▶ Task description: Each entry must be output exactly as it appears.
**** Task data ****
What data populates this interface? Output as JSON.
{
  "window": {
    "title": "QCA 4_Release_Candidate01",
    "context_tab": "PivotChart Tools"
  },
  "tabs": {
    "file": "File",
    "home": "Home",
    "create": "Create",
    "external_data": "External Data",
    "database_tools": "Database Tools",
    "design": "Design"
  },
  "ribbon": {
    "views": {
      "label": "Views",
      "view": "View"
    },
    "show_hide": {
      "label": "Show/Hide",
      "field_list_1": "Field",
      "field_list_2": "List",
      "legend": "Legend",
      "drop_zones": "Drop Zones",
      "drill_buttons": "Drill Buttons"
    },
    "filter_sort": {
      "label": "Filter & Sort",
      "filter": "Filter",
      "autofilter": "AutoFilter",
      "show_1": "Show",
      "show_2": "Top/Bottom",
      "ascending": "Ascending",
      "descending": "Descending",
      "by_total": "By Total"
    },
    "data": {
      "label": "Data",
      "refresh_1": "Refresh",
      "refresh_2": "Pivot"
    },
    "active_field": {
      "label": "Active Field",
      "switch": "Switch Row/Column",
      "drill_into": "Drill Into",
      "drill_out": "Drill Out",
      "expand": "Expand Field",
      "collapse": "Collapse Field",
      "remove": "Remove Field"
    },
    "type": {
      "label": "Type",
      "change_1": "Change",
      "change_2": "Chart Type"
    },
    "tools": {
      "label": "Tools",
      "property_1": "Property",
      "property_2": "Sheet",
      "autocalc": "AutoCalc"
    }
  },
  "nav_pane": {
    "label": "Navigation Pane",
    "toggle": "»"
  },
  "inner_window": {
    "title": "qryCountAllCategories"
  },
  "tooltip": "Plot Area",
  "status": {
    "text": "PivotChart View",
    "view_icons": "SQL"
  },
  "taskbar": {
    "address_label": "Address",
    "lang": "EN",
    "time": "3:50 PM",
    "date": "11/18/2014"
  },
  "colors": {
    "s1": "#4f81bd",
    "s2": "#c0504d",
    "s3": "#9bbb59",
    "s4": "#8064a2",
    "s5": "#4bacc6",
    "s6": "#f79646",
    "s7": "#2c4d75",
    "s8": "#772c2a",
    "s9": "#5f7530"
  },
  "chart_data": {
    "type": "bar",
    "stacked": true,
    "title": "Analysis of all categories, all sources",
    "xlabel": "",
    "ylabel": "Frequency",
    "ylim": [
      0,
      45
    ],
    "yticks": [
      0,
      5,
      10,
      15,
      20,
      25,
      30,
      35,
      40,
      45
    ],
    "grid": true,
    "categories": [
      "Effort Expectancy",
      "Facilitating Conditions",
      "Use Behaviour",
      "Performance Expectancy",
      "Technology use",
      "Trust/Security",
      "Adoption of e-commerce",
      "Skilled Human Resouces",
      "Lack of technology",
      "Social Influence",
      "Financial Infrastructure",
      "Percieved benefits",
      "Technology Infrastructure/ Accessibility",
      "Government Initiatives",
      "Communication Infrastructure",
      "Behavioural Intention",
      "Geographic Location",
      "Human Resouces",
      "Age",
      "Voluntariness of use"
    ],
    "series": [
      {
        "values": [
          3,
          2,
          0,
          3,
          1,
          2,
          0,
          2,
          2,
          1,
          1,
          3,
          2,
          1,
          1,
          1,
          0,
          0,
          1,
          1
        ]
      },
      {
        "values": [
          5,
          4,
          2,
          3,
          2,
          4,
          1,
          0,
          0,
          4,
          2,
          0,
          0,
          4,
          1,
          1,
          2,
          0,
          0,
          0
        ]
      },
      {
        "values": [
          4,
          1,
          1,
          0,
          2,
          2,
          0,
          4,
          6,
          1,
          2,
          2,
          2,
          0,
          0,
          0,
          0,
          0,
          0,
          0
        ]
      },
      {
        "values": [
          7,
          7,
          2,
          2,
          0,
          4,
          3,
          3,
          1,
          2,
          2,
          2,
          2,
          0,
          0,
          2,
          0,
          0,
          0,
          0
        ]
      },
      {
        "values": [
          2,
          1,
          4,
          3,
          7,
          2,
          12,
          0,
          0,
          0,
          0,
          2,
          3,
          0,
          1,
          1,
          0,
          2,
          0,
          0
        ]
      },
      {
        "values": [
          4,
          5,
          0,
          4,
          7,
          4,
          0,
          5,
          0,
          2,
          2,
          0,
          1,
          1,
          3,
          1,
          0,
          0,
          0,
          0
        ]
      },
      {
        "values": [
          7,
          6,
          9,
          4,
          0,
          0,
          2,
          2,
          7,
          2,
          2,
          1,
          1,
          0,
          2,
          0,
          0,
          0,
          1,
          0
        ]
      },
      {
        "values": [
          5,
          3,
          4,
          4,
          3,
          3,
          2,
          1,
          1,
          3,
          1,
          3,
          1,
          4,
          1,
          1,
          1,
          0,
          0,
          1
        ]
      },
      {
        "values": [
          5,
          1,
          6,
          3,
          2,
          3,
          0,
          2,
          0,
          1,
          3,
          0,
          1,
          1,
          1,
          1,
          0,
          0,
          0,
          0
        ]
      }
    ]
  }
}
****
▶ Answer to this problem:
What data populates this interface? Output as JSON.
{
  "window": {
    "title": "QCA 4_Release_Candidate01",
    "context_tab": "PivotChart Tools"
  },
  "tabs": {
    "file": "File",
    "home": "Home",
    "create": "Create",
    "external_data": "External Data",
    "database_tools": "Database Tools",
    "design": "Design"
  },
  "ribbon": {
    "views": {
      "label": "Views",
      "view": "View"
    },
    "show_hide": {
      "label": "Show/Hide",
      "field_list_1": "Field",
      "field_list_2": "List",
      "legend": "Legend",
      "drop_zones": "Drop Zones",
      "drill_buttons": "Drill Buttons"
    },
    "filter_sort": {
      "label": "Filter & Sort",
      "filter": "Filter",
      "autofilter": "AutoFilter",
      "show_1": "Show",
      "show_2": "Top/Bottom",
      "ascending": "Ascending",
      "descending": "Descending",
      "by_total": "By Total"
    },
    "data": {
      "label": "Data",
      "refresh_1": "Refresh",
      "refresh_2": "Pivot"
    },
    "active_field": {
      "label": "Active Field",
      "switch": "Switch Row/Column",
      "drill_into": "Drill Into",
      "drill_out": "Drill Out",
      "expand": "Expand Field",
      "collapse": "Collapse Field",
      "remove": "Remove Field"
    },
    "type": {
      "label": "Type",
      "change_1": "Change",
      "change_2": "Chart Type"
    },
    "tools": {
      "label": "Tools",
      "property_1": "Property",
      "property_2": "Sheet",
      "autocalc": "AutoCalc"
    }
  },
  "nav_pane": {
    "label": "Navigation Pane",
    "toggle": "»"
  },
  "inner_window": {
    "title": "qryCountAllCategories"
  },
  "tooltip": "Plot Area",
  "status": {
    "text": "PivotChart View",
    "view_icons": "SQL"
  },
  "taskbar": {
    "address_label": "Address",
    "lang": "EN",
    "time": "3:50 PM",
    "date": "11/18/2014"
  },
  "colors": {
    "s1": "#4f81bd",
    "s2": "#c0504d",
    "s3": "#9bbb59",
    "s4": "#8064a2",
    "s5": "#4bacc6",
    "s6": "#f79646",
    "s7": "#2c4d75",
    "s8": "#772c2a",
    "s9": "#5f7530"
  },
  "chart_data": {
    "type": "bar",
    "stacked": true,
    "title": "Analysis of all categories, all sources",
    "xlabel": "",
    "ylabel": "Frequency",
    "ylim": [
      0,
      45
    ],
    "yticks": [
      0,
      5,
      10,
      15,
      20,
      25,
      30,
      35,
      40,
      45
    ],
    "grid": true,
    "categories": [
      "Effort Expectancy",
      "Facilitating Conditions",
      "Use Behaviour",
      "Performance Expectancy",
      "Technology use",
      "Trust/Security",
      "Adoption of e-commerce",
      "Skilled Human Resouces",
      "Lack of technology",
      "Social Influence",
      "Financial Infrastructure",
      "Percieved benefits",
      "Technology Infrastructure/ Accessibility",
      "Government Initiatives",
      "Communication Infrastructure",
      "Behavioural Intention",
      "Geographic Location",
      "Human Resouces",
      "Age",
      "Voluntariness of use"
    ],
    "series": [
      {
        "values": [
          3,
          2,
          0,
          3,
          1,
          2,
          0,
          2,
          2,
          1,
          1,
          3,
          2,
          1,
          1,
          1,
          0,
          0,
          1,
          1
        ]
      },
      {
        "values": [
          5,
          4,
          2,
          3,
          2,
          4,
          1,
          0,
          0,
          4,
          2,
          0,
          0,
          4,
          1,
          1,
          2,
          0,
          0,
          0
        ]
      },
      {
        "values": [
          4,
          1,
          1,
          0,
          2,
          2,
          0,
          4,
          6,
          1,
          2,
          2,
          2,
          0,
          0,
          0,
          0,
          0,
          0,
          0
        ]
      },
      {
        "values": [
          7,
          7,
          2,
          2,
          0,
          4,
          3,
          3,
          1,
          2,
          2,
          2,
          2,
          0,
          0,
          2,
          0,
          0,
          0,
          0
        ]
      },
      {
        "values": [
          2,
          1,
          4,
          3,
          7,
          2,
          12,
          0,
          0,
          0,
          0,
          2,
          3,
          0,
          1,
          1,
          0,
          2,
          0,
          0
        ]
      },
      {
        "values": [
          4,
          5,
          0,
          4,
          7,
          4,
          0,
          5,
          0,
          2,
          2,
          0,
          1,
          1,
          3,
          1,
          0,
          0,
          0,
          0
        ]
      },
      {
        "values": [
          7,
          6,
          9,
          4,
          0,
          0,
          2,
          2,
          7,
          2,
          2,
          1,
          1,
          0,
          2,
          0,
          0,
          0,
          1,
          0
        ]
      },
      {
        "values": [
          5,
          3,
          4,
          4,
          3,
          3,
          2,
          1,
          1,
          3,
          1,
          3,
          1,
          4,
          1,
          1,
          1,
          0,
          0,
          1
        ]
      },
      {
        "values": [
          5,
          1,
          6,
          3,
          2,
          3,
          0,
          2,
          0,
          1,
          3,
          0,
          1,
          1,
          1,
          1,
          0,
          0,
          0,
          0
        ]
      }
    ]
  }
}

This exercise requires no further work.